> _PROBLEM STATEMENT_
Whenever the word "icon" turns up in a line below, that line should be copied.

> _MATERIALS PROVIDED_
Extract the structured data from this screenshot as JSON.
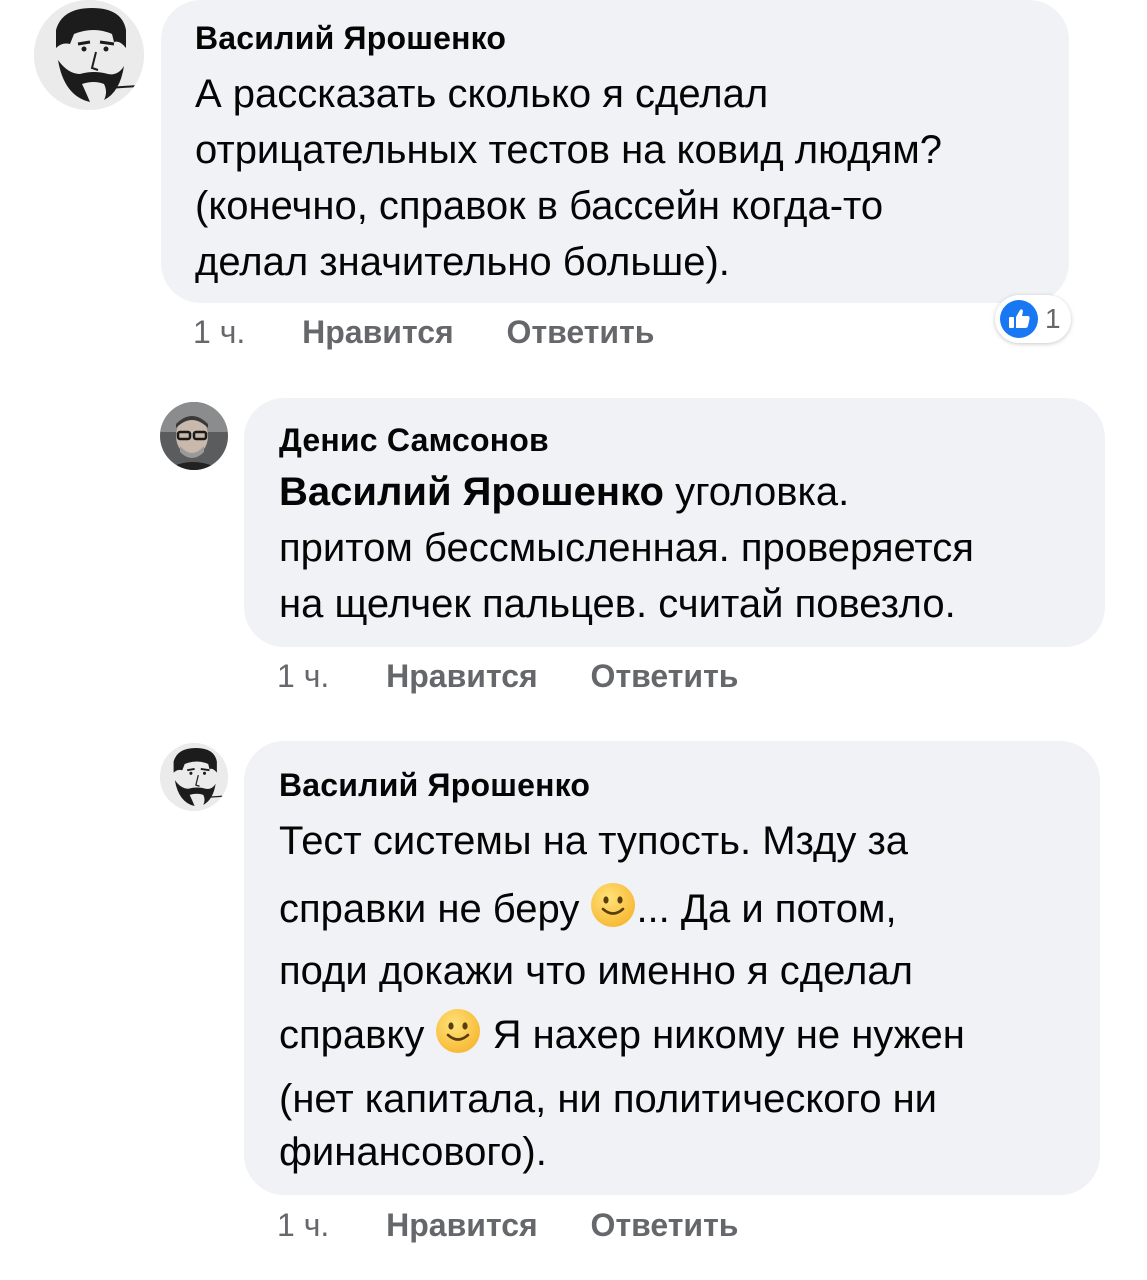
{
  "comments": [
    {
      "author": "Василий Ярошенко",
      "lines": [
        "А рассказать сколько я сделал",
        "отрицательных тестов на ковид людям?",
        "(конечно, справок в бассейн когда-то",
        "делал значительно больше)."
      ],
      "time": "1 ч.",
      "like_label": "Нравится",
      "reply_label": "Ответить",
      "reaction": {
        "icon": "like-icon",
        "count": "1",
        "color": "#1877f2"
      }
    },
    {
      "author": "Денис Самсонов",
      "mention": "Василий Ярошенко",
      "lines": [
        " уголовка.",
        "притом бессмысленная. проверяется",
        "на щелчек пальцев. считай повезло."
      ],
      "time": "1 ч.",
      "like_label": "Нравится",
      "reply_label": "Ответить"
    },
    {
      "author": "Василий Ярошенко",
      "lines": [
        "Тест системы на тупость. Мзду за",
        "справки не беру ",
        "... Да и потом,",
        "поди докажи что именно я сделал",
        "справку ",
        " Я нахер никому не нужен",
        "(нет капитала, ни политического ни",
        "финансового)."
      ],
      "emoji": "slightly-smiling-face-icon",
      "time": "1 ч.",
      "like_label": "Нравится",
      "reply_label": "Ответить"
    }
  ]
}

> _OUTPUT BELOW_
        "icon": "like-icon",
      "emoji": "slightly-smiling-face-icon",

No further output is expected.